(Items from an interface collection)
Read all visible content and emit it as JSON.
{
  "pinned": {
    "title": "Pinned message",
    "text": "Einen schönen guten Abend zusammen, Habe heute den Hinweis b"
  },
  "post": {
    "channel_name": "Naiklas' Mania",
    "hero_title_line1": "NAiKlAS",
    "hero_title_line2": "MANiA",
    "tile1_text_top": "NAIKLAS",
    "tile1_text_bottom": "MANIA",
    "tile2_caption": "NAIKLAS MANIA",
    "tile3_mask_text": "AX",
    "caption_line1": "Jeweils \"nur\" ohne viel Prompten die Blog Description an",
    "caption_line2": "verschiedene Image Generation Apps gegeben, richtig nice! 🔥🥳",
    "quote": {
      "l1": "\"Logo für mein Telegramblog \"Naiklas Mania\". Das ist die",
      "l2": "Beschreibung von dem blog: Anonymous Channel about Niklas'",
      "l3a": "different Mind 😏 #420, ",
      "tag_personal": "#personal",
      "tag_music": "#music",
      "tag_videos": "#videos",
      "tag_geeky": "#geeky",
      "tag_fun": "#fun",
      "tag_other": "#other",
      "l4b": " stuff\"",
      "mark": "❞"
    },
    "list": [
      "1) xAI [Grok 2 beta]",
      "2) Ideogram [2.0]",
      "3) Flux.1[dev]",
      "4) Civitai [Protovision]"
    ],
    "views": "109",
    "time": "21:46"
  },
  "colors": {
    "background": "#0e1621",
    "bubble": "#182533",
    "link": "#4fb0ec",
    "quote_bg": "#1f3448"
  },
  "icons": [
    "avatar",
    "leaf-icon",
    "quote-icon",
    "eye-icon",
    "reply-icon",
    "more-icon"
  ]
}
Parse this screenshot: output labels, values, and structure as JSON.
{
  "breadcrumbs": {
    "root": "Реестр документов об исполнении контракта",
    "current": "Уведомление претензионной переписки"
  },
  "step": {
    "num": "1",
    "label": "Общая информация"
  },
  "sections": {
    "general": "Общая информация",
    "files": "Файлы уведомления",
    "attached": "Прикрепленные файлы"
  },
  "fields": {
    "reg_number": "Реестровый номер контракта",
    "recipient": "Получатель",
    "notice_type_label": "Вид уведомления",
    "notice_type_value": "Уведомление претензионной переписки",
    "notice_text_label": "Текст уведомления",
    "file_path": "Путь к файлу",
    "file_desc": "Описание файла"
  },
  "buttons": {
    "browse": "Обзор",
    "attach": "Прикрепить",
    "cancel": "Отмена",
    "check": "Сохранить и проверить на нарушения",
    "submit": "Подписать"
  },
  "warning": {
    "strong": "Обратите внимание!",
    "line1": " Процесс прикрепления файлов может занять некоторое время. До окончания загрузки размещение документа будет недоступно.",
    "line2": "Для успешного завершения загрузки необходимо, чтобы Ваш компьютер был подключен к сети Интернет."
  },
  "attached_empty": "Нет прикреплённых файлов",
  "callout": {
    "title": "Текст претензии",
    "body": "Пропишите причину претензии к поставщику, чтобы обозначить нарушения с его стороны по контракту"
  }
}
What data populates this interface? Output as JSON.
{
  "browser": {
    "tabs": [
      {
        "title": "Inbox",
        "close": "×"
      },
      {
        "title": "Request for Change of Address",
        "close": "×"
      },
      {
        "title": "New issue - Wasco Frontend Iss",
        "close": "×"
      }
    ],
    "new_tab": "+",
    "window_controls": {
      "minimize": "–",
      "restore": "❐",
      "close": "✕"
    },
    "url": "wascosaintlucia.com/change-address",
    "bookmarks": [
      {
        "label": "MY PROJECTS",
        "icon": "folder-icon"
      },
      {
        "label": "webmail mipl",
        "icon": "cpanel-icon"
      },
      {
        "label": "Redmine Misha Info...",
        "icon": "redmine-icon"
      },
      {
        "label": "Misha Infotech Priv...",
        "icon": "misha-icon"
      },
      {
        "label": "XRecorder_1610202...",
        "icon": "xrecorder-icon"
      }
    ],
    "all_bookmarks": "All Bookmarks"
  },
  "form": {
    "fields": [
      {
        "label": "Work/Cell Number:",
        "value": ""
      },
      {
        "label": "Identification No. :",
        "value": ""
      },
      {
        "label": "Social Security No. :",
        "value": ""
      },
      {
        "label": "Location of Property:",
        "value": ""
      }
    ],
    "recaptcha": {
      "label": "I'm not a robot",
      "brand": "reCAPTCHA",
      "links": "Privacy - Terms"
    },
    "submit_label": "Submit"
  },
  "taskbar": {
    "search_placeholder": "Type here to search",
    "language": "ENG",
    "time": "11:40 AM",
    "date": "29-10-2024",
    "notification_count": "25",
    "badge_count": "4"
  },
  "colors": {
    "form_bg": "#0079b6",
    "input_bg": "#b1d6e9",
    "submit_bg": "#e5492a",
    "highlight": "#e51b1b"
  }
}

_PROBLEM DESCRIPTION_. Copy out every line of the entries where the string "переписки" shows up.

_EXPECTED ANSWER_.
    "current": "Уведомление претензионной переписки"
    "notice_type_value": "Уведомление претензионной переписки",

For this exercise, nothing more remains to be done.